Mark’s interest in astronomy was sparked by the first moon landings over half a century ago, and he hopes NASA’s return to the moon in the next few years inspires a new generation of space enthusiasts.
After a career in electron microscopy and decades of visual deep space observing Mark now pursues photometry of southern variable stars from his observatory on the NSW mid-north coast. He is currently director of Variable Stars South.
Orbital period changes in close binary stars can be caused by a number of physical processes, including mass transfer from one component to the other or mass loss from the system as a whole through stellar winds. Observed minus Calculated (O-C) diagrams constructed from minima timings of eclipsing binary light curves provides a direct means of detecting and quantifying period changes. In this talk I will analyse O-C diagrams of several stars monitored as part of the Southern Eclipsing Binaries Project of Variable Stars South.
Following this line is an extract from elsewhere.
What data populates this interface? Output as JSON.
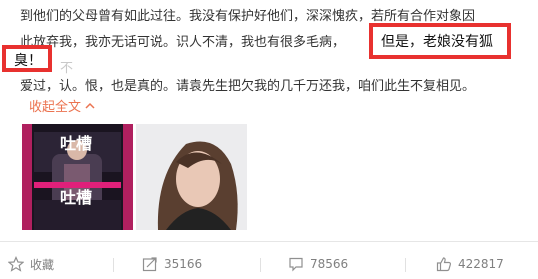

True period change will be demonstrated in several cases as well as apparent period changes due to the presence of a third star or orbital precession in eccentric systems.
Southern variables in general are relatively understudied and amateurs using modest equipment can make significant contributions potentially leading to publication in astronomical journals.